- EXERCISE DETAILS
The expected result is every entry, retyped character for character.

= Beginning of Section =

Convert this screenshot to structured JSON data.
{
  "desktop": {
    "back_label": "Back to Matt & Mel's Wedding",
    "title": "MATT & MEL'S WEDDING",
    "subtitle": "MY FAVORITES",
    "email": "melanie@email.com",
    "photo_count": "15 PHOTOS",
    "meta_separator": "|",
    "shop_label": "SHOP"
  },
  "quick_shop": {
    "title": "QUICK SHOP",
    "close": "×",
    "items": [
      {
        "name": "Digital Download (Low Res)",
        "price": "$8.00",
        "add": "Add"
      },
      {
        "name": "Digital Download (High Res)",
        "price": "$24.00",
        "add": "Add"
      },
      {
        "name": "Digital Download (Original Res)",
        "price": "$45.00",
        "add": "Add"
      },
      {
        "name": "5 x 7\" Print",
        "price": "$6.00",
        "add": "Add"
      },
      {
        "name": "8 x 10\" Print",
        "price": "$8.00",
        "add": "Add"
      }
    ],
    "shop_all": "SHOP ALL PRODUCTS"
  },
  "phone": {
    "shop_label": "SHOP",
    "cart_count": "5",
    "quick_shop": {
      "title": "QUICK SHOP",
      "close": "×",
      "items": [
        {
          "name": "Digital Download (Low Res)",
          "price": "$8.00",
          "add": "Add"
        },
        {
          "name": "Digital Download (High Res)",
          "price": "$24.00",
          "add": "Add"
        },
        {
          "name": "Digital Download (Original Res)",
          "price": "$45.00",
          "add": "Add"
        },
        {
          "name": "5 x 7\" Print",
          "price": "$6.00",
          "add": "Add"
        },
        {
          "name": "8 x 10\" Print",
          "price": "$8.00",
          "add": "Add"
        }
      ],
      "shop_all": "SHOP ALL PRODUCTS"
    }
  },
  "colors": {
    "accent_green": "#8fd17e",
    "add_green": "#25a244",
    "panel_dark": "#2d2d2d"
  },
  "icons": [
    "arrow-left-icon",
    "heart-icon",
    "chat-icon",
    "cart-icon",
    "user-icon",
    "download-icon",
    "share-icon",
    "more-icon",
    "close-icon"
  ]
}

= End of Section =

- EXPECTED OUTPUT
Convert this screenshot to structured JSON data.
{
  "desktop": {
    "back_label": "Back to Matt & Mel's Wedding",
    "title": "MATT & MEL'S WEDDING",
    "subtitle": "MY FAVORITES",
    "email": "melanie@email.com",
    "photo_count": "15 PHOTOS",
    "meta_separator": "|",
    "shop_label": "SHOP"
  },
  "quick_shop": {
    "title": "QUICK SHOP",
    "close": "×",
    "items": [
      {
        "name": "Digital Download (Low Res)",
        "price": "$8.00",
        "add": "Add"
      },
      {
        "name": "Digital Download (High Res)",
        "price": "$24.00",
        "add": "Add"
      },
      {
        "name": "Digital Download (Original Res)",
        "price": "$45.00",
        "add": "Add"
      },
      {
        "name": "5 x 7\" Print",
        "price": "$6.00",
        "add": "Add"
      },
      {
        "name": "8 x 10\" Print",
        "price": "$8.00",
        "add": "Add"
      }
    ],
    "shop_all": "SHOP ALL PRODUCTS"
  },
  "phone": {
    "shop_label": "SHOP",
    "cart_count": "5",
    "quick_shop": {
      "title": "QUICK SHOP",
      "close": "×",
      "items": [
        {
          "name": "Digital Download (Low Res)",
          "price": "$8.00",
          "add": "Add"
        },
        {
          "name": "Digital Download (High Res)",
          "price": "$24.00",
          "add": "Add"
        },
        {
          "name": "Digital Download (Original Res)",
          "price": "$45.00",
          "add": "Add"
        },
        {
          "name": "5 x 7\" Print",
          "price": "$6.00",
          "add": "Add"
        },
        {
          "name": "8 x 10\" Print",
          "price": "$8.00",
          "add": "Add"
        }
      ],
      "shop_all": "SHOP ALL PRODUCTS"
    }
  },
  "colors": {
    "accent_green": "#8fd17e",
    "add_green": "#25a244",
    "panel_dark": "#2d2d2d"
  },
  "icons": [
    "arrow-left-icon",
    "heart-icon",
    "chat-icon",
    "cart-icon",
    "user-icon",
    "download-icon",
    "share-icon",
    "more-icon",
    "close-icon"
  ]
}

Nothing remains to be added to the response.